The Church of God, in its present state on this earth, is not perfect. It’s not perfect. It’s made up of sinful, but redeemed people. Christ followers who make up Jesus’ Church are living in this in-between state of having been already adopted by God yet still awaiting that final adoption and redemption of our bodies. So, too, the Church lives in the tension of the Kingdom come, yet, “Lord, come quickly.” So, naturally, the Church is going to have its problems.
We’re going to disagree. We’re going to differ. We’re going to see some things differently than others. And that’s OK. Our diversity in the Church is God-created and God-ordained.
We’re going to fuss and argue and bicker and complain. We’re going to fight. And that’s not OK. Our line-drawing and boundary-making in the Church is certainly not God-ordained.
When the apostle Paul deals with the most explosive “salvation issue” being argued in the Church during his day, he instructs congregations to chunk their knowledge out the window. Everybody has knowledge, he says in 1 Corinthians 8:1. “We know that we all possess knowledge.” But that has no value in settling church disputes. Knowledge has no place in deciding on church issues and deciding between church members.
The answer is Love.
Love builds up. Knowledge puffs up. Knowledge causes us to bow up and dig in. Love causes us to bow down and give in. Knowledge moves us to defend and debate. Love moves us to open up and agree. Knowledge leads to suspicion and judgment. Love leads to trust and acceptance. Knowledge is the way of the World. Love is the way of the Christ.
And, shouldn’t the older, more mature Christians among us be the ones to lead the way in love over knowledge? Shouldn’t our older brothers and sisters know this and practice this and model this for the rest of us? Paul says, “The man who thinks he knows something does not yet know as he ought to know. But the man who loves God is known by God” (1 Corinthians 8:2-3). If we can’t look to our older members to exhibit Christ’s love and grace and sacrifice in all situations — especially church situations! — to whom should we look?
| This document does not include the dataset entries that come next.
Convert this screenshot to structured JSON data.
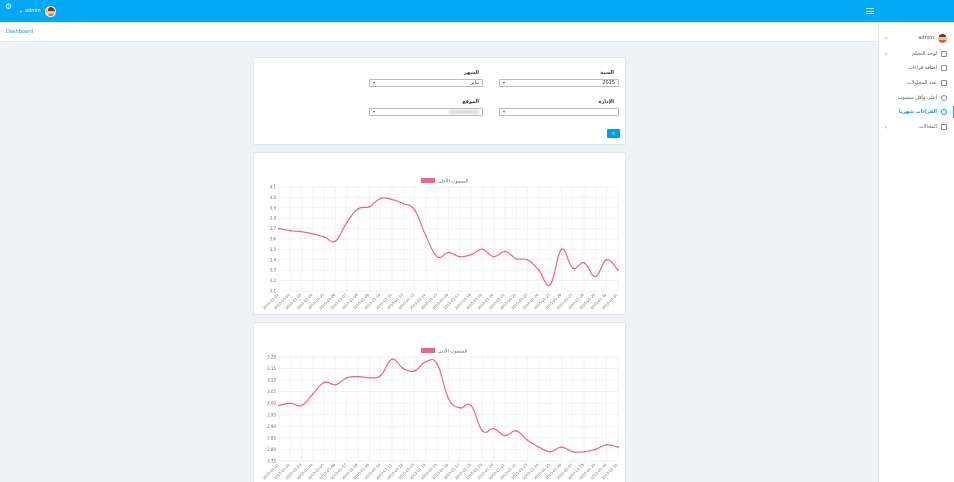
{
  "topbar": {
    "username": "admin",
    "caret": "▾",
    "gear_icon": "gear-icon",
    "menu_icon": "hamburger-icon"
  },
  "breadcrumb": {
    "label": "Dashboard"
  },
  "sidebar": {
    "user": "admin",
    "items": [
      {
        "label": "لوحة التحكم",
        "icon": "dashboard-icon",
        "chevron": true
      },
      {
        "label": "اضافة قراءات",
        "icon": "form-icon",
        "chevron": false
      },
      {
        "label": "عدد المحاولات",
        "icon": "form-icon",
        "chevron": false
      },
      {
        "label": "أعلى وأقل منسوب",
        "icon": "chart-icon",
        "chevron": false
      },
      {
        "label": "القراءات شهريا",
        "icon": "chart-icon",
        "chevron": false,
        "active": true
      },
      {
        "label": "المحالات",
        "icon": "monitor-icon",
        "chevron": true
      }
    ]
  },
  "filters": {
    "year": {
      "label": "السنة",
      "value": "2015"
    },
    "month": {
      "label": "الشهر",
      "value": "يناير"
    },
    "admin": {
      "label": "الإدارة",
      "value": ""
    },
    "site": {
      "label": "الموقع",
      "value": ""
    },
    "search_icon": "search-icon"
  },
  "chart_data": [
    {
      "type": "line",
      "series": [
        {
          "name": "المنسوب الأعلى",
          "color": "#f06292"
        }
      ],
      "ylim": [
        3.1,
        4.1
      ],
      "yticks": [
        "4.1",
        "4.0",
        "3.9",
        "3.8",
        "3.7",
        "3.6",
        "3.5",
        "3.4",
        "3.3",
        "3.2",
        "3.1"
      ],
      "x": [
        "2015-01-01",
        "2015-01-02",
        "2015-01-03",
        "2015-01-04",
        "2015-01-05",
        "2015-01-06",
        "2015-01-07",
        "2015-01-08",
        "2015-01-09",
        "2015-01-10",
        "2015-01-11",
        "2015-01-12",
        "2015-01-13",
        "2015-01-14",
        "2015-01-15",
        "2015-01-16",
        "2015-01-17",
        "2015-01-18",
        "2015-01-19",
        "2015-01-20",
        "2015-01-21",
        "2015-01-22",
        "2015-01-23",
        "2015-01-24",
        "2015-01-25",
        "2015-01-26",
        "2015-01-27",
        "2015-01-28",
        "2015-01-29",
        "2015-01-30",
        "2015-01-31"
      ],
      "values": [
        3.7,
        3.68,
        3.67,
        3.65,
        3.62,
        3.58,
        3.76,
        3.89,
        3.91,
        3.99,
        3.98,
        3.94,
        3.88,
        3.63,
        3.43,
        3.47,
        3.43,
        3.45,
        3.5,
        3.43,
        3.48,
        3.41,
        3.4,
        3.3,
        3.16,
        3.5,
        3.32,
        3.37,
        3.24,
        3.4,
        3.3
      ]
    },
    {
      "type": "line",
      "series": [
        {
          "name": "المنسوب الأدنى",
          "color": "#f06292"
        }
      ],
      "ylim": [
        2.75,
        3.2
      ],
      "yticks": [
        "3.20",
        "3.15",
        "3.10",
        "3.05",
        "3.00",
        "2.95",
        "2.90",
        "2.85",
        "2.80",
        "2.75"
      ],
      "x": [
        "2015-01-01",
        "2015-01-02",
        "2015-01-03",
        "2015-01-04",
        "2015-01-05",
        "2015-01-06",
        "2015-01-07",
        "2015-01-08",
        "2015-01-09",
        "2015-01-10",
        "2015-01-11",
        "2015-01-12",
        "2015-01-13",
        "2015-01-14",
        "2015-01-15",
        "2015-01-16",
        "2015-01-17",
        "2015-01-18",
        "2015-01-19",
        "2015-01-20",
        "2015-01-21",
        "2015-01-22",
        "2015-01-23",
        "2015-01-24",
        "2015-01-25",
        "2015-01-26",
        "2015-01-27",
        "2015-01-28",
        "2015-01-29",
        "2015-01-30",
        "2015-01-31"
      ],
      "values": [
        2.99,
        3.0,
        2.99,
        3.04,
        3.09,
        3.08,
        3.11,
        3.115,
        3.11,
        3.12,
        3.19,
        3.15,
        3.14,
        3.18,
        3.17,
        3.02,
        2.98,
        2.99,
        2.88,
        2.89,
        2.86,
        2.88,
        2.84,
        2.81,
        2.79,
        2.81,
        2.79,
        2.79,
        2.8,
        2.82,
        2.81
      ]
    }
  ]
}
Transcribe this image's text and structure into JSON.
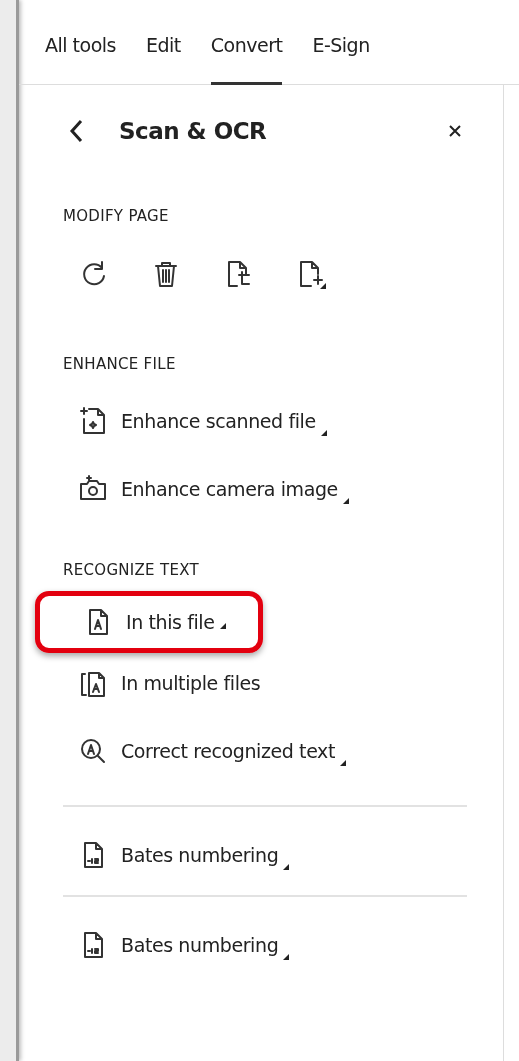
{
  "tabs": [
    {
      "label": "All tools",
      "selected": false
    },
    {
      "label": "Edit",
      "selected": false
    },
    {
      "label": "Convert",
      "selected": true
    },
    {
      "label": "E-Sign",
      "selected": false
    }
  ],
  "panel": {
    "title": "Scan & OCR"
  },
  "sections": [
    {
      "heading": "MODIFY PAGE",
      "kind": "icons",
      "tools": [
        {
          "menu": false
        },
        {
          "menu": false
        },
        {
          "menu": false
        },
        {
          "menu": true
        }
      ]
    },
    {
      "heading": "ENHANCE FILE",
      "kind": "list",
      "items": [
        {
          "label": "Enhance scanned file",
          "menu": true,
          "highlighted": false
        },
        {
          "label": "Enhance camera image",
          "menu": true,
          "highlighted": false
        }
      ]
    },
    {
      "heading": "RECOGNIZE TEXT",
      "kind": "list",
      "items": [
        {
          "label": "In this file",
          "menu": true,
          "highlighted": true
        },
        {
          "label": "In multiple files",
          "menu": false,
          "highlighted": false
        },
        {
          "label": "Correct recognized text",
          "menu": true,
          "highlighted": false
        }
      ]
    },
    {
      "kind": "list",
      "items": [
        {
          "label": "Bates numbering",
          "menu": true,
          "highlighted": false
        }
      ]
    },
    {
      "kind": "list",
      "items": [
        {
          "label": "Bates numbering",
          "menu": true,
          "highlighted": false
        }
      ]
    }
  ]
}
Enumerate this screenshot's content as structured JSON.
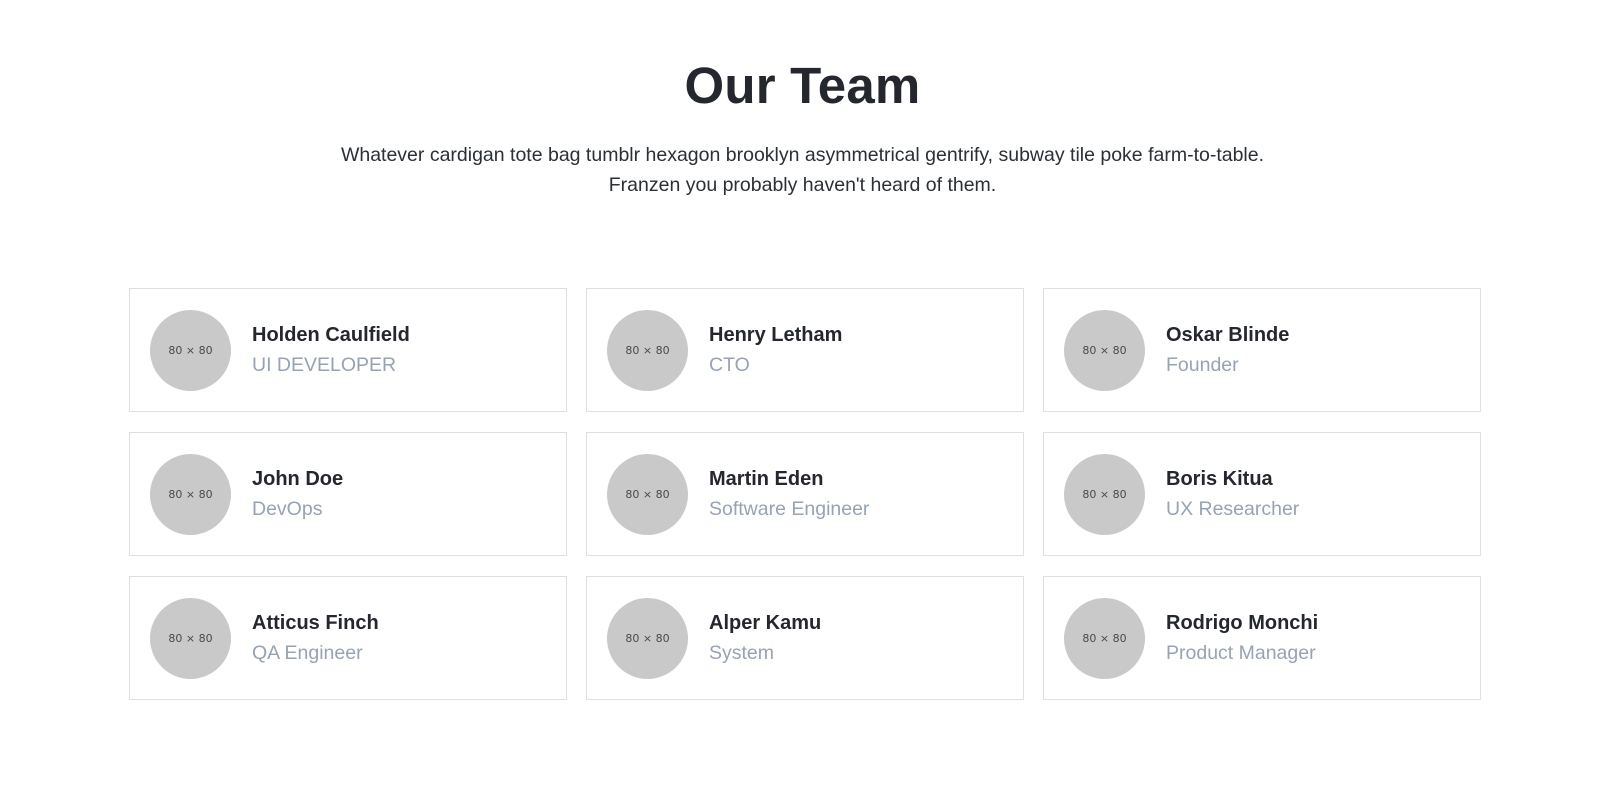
{
  "header": {
    "title": "Our Team",
    "description": "Whatever cardigan tote bag tumblr hexagon brooklyn asymmetrical gentrify, subway tile poke farm-to-table. Franzen you probably haven't heard of them."
  },
  "placeholder_label": "80 × 80",
  "team": [
    {
      "name": "Holden Caulfield",
      "role": "UI DEVELOPER"
    },
    {
      "name": "Henry Letham",
      "role": "CTO"
    },
    {
      "name": "Oskar Blinde",
      "role": "Founder"
    },
    {
      "name": "John Doe",
      "role": "DevOps"
    },
    {
      "name": "Martin Eden",
      "role": "Software Engineer"
    },
    {
      "name": "Boris Kitua",
      "role": "UX Researcher"
    },
    {
      "name": "Atticus Finch",
      "role": "QA Engineer"
    },
    {
      "name": "Alper Kamu",
      "role": "System"
    },
    {
      "name": "Rodrigo Monchi",
      "role": "Product Manager"
    }
  ],
  "colors": {
    "heading": "#24272d",
    "role_text": "#97a3b3",
    "avatar_bg": "#c9c9c9",
    "card_border": "#dcdfe4"
  }
}
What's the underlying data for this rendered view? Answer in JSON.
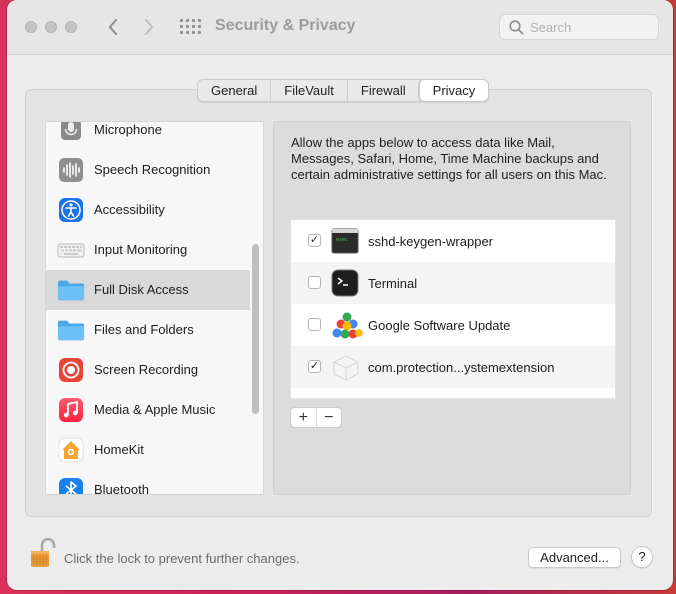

When it comes to clapping during a Sunday morning assembly (let’s just cut to the chase and make it practical in an overly obvious way, shall we?), you can do one of two things. You can complain about it and tell people not to clap; or you can smile and join them in their clapping. Which one builds up? Which one puffs up?
When it comes to raising hands during worship you can do one of two things. You can complain about it and tell people not to raise their hands (or not to raise their hands too high); or you can grin through it and then compliment that person for the joy they bring to the assembly. Which one encourages? Which one discourages?
I want you to seriously consider your reaction to anything your congregation may or may not be doing that causes you a little discomfort or even full-blown heartburn. Think about your response to your own brothers and sisters who may be expressing themselves in worship to God in ways that you don’t personally embrace. Are you going to bless those people or curse them? Will you tear them down with your knowledge or build them up with your love?
I am weary of these conversations. We ought to know better.
David and Olivia Nelson are back in town! Our precious Legacy to the World missionaries in Kharkov, Ukraine arrived at DFW late yesterday afternoon and joined us for Bible classes here last night. They’re going to be here with us for the whole month of November. What a blessing! What an encouragement to have these two — no, THREE! — here among us again.
Carrie-Anne and I were so blessed to live with them in Kharkov for almost two weeks this past June. We went over there to help them and encourage them. But they wound up helping us and encouraging us even more.
If you’re looking to succeed in business or politics, you’re told to surround yourself with people who are smarter than you. Hang out with people who know more than you. Hire people who will challenge you and push you. Limiting your personal interactions to folks who aren’t quite up to speed won’t get you where you want to be. I think the same is true in our personal walks with Christ. In order to be the best kinds of disciples we can be, in order to live up and into the p0tential God created in us, we should surround ourselves with people who are closer to God than we are. We should continually interact with men and women who are more spiritually minded, more sacrificial and servant-hearted, more prayerful, more committed than we are.
Their commitment to the Kingdom pushes me. Their unshakeable faith in God challenges me. Their big-picture views of Christ’s salvation work in the world humbles me. Their willingness — no, eagerness! — to give up everything for the sake of the cross inspires me.
We’ll take them to Abuelo’s so they can enjoy real Tex-Mex for the first time in two years. We’ll bring them over to the house a couple of times for some of Carrie-Anne’s home cooking and long games of Phase 10. We’ll be at Caleb’s baby shower Sunday afternoon. We’ll take care of them and encourage them as much as we can during this month at Legacy. But I’m really looking forward to the ways they’re going to encourage and grow me.